Ego Defense Mechanisms

Developed by Sigmund Freud

Super Ego

The Super Ego is what causes you to want to behave in a socially acceptable way. This also causes your concept of morality


The ego attempts to carry out the Id's needs in a realistic way that will benefit you long term. Originally, Freud described Ego as one's sense of self.


The Id is in control of your basic instincts. The Id controls the things we need for survival and seeks instant gratification

Ego Defense Mechanisms

When the Id is having trouble making both the Ego and the Super Ego happy, the ego will use one or more defense as a way to 'trick' your brain.


Arguing against a negative stimuli by saying that it doesn't exist

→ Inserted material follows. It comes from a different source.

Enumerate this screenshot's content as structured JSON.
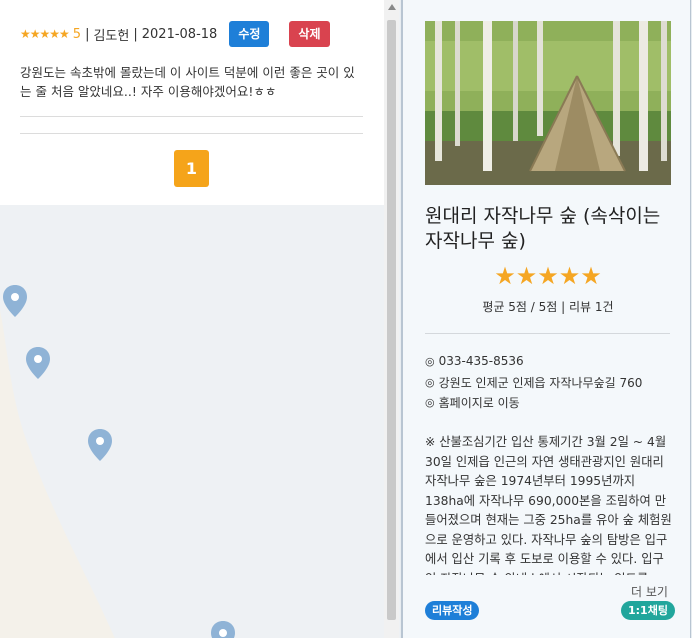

Example: Refusing to believe that someone close to you has died, repeatedly trying to get that person to respond to you.


Taking out negative impulses on something or someone other than the source of these impulses.

Example: Being upset with your boss and taking out that stress by yelling at your boss.

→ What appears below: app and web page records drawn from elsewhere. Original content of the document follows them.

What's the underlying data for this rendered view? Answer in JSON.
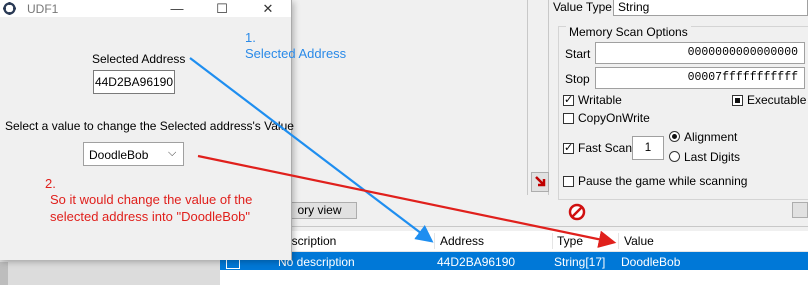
{
  "dialog": {
    "title": "UDF1",
    "selected_address_label": "Selected Address",
    "selected_address_value": "44D2BA96190",
    "instruction": "Select a value to change the Selected address's Value",
    "combo_value": "DoodleBob"
  },
  "cheat_engine": {
    "value_type_label": "Value Type",
    "value_type_value": "String",
    "memory_scan_options": "Memory Scan Options",
    "start_label": "Start",
    "start_value": "0000000000000000",
    "stop_label": "Stop",
    "stop_value": "00007fffffffffff",
    "writable": "Writable",
    "executable": "Executable",
    "copy_on_write": "CopyOnWrite",
    "fast_scan": "Fast Scan",
    "fast_scan_value": "1",
    "alignment": "Alignment",
    "last_digits": "Last Digits",
    "pause_game": "Pause the game while scanning",
    "memory_view_button": "ory view",
    "table": {
      "headers": [
        "escription",
        "Address",
        "Type",
        "Value"
      ],
      "row": [
        "No description",
        "44D2BA96190",
        "String[17]",
        "DoodleBob"
      ]
    }
  },
  "annotations": {
    "blue_number": "1.",
    "blue_text": "Selected Address",
    "red_number": "2.",
    "red_text_line1": "So it would change the value of the",
    "red_text_line2": "selected address into \"DoodleBob\""
  },
  "colors": {
    "selection": "#0078d7",
    "annotation_blue": "#1e8ef0",
    "annotation_red": "#e0201c"
  }
}
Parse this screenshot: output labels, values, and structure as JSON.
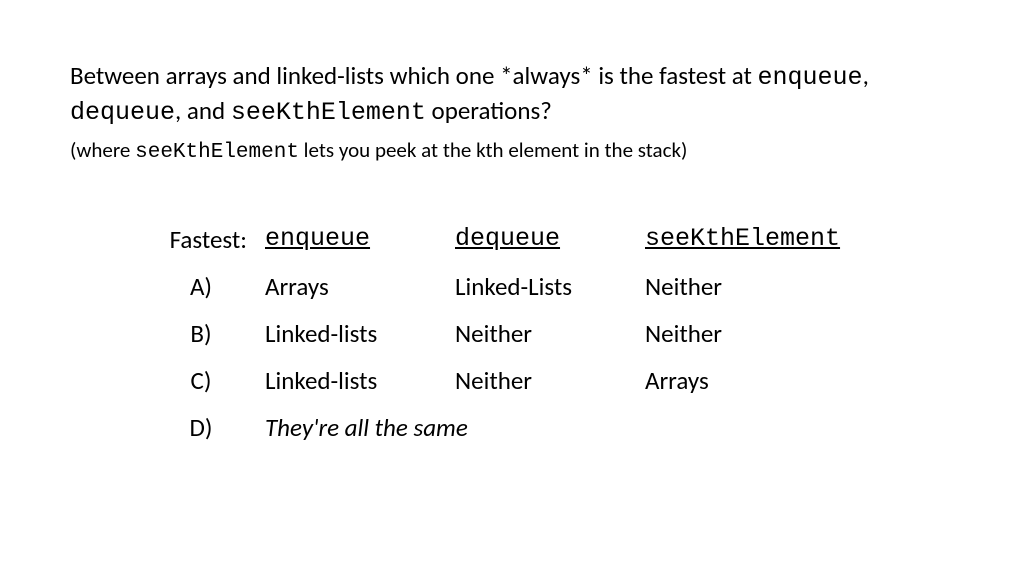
{
  "question": {
    "prefix": "Between arrays and linked-lists which one *always* is the fastest at ",
    "op1": "enqueue",
    "sep1": ", ",
    "op2": "dequeue",
    "sep2": ", and ",
    "op3": "seeKthElement",
    "suffix": " operations?"
  },
  "subtext": {
    "prefix": "(where ",
    "op": "seeKthElement",
    "suffix": " lets you peek at the kth element in the stack)"
  },
  "table": {
    "header_label": "Fastest:",
    "headers": {
      "enqueue": "enqueue",
      "dequeue": "dequeue",
      "seek": "seeKthElement"
    },
    "rows": [
      {
        "label": "A)",
        "enqueue": "Arrays",
        "dequeue": "Linked-Lists",
        "seek": "Neither"
      },
      {
        "label": "B)",
        "enqueue": "Linked-lists",
        "dequeue": "Neither",
        "seek": "Neither"
      },
      {
        "label": "C)",
        "enqueue": "Linked-lists",
        "dequeue": "Neither",
        "seek": "Arrays"
      },
      {
        "label": "D)",
        "span": "They're all the same"
      }
    ]
  }
}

Focusing on details or intellectual aspects of an event instead of dealing with the emotions of it

Example: Focusing on small details, such as colors that you see/ how many of a certain object that there are, instead of your grief at a funeral.


Consciously stifling thoughts of an event due to how it makes you feel.

Example: Not allowing your brain to think about a past negative experience, and instead trying to push those events into your subconscious.


Unconsciously forgetting an event due to the trauma and anxiety that it caused you.

Example: Not remembering abuse that you suffered in childhood, because your brain has blocked it out.


  • "Chapter 3: Section 6: Freud’s Ego Defense Mechanisms." AllPsych. N.p., n.d. Web. 18 Dec. 2014
  • "Defense Mechanisms | Simply Psychology." Defense Mechanisms | Simply Psychology. N.p., n.d. Web. 18 Dec. 2014.
  • "Defence Mechanisms." Wikipedia. Wikimedia Foundation, n.d. Web. 18 Dec. 2014.